WHAT YOU SHOULD DO:
Look through the listing for the word "长沙市人工智能和传感器产业园项目". Copy each line that has it.

====

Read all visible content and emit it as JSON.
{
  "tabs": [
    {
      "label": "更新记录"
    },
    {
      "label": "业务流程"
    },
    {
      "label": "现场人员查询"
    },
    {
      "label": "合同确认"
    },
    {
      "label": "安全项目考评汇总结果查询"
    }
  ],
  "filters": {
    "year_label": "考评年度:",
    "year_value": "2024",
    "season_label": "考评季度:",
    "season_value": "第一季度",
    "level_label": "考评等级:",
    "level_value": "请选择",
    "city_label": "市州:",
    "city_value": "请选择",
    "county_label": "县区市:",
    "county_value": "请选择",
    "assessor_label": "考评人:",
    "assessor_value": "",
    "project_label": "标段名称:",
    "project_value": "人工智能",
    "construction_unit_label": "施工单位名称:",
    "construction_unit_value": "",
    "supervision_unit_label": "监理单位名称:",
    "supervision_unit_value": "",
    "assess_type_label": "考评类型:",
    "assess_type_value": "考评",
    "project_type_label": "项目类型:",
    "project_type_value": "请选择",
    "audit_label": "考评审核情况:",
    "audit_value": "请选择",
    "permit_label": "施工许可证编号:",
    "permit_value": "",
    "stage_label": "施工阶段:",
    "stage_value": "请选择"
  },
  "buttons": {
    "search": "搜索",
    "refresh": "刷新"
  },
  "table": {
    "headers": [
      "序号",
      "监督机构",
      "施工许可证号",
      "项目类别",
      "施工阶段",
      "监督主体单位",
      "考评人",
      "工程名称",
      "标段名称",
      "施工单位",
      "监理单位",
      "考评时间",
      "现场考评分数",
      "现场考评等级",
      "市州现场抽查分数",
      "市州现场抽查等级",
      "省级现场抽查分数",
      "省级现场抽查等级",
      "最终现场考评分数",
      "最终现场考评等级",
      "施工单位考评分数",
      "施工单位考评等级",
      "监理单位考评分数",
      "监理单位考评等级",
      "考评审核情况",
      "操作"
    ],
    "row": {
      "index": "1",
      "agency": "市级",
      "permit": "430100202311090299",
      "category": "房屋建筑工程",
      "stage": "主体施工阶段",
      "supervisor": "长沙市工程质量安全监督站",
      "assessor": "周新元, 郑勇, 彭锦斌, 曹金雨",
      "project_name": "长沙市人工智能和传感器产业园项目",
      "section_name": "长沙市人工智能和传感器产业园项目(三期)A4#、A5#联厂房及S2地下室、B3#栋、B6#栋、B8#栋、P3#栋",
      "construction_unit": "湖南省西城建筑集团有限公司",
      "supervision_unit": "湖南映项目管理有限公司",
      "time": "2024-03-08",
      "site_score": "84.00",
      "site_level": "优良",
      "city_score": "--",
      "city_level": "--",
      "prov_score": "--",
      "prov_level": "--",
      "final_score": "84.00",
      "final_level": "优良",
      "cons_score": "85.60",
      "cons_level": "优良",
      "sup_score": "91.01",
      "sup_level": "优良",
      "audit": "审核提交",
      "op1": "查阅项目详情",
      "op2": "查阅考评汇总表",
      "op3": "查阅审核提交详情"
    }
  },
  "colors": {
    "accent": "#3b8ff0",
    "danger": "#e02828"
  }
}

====

FINAL ANSWER:
      "project_name": "长沙市人工智能和传感器产业园项目",
      "section_name": "长沙市人工智能和传感器产业园项目(三期)A4#、A5#联厂房及S2地下室、B3#栋、B6#栋、B8#栋、P3#栋",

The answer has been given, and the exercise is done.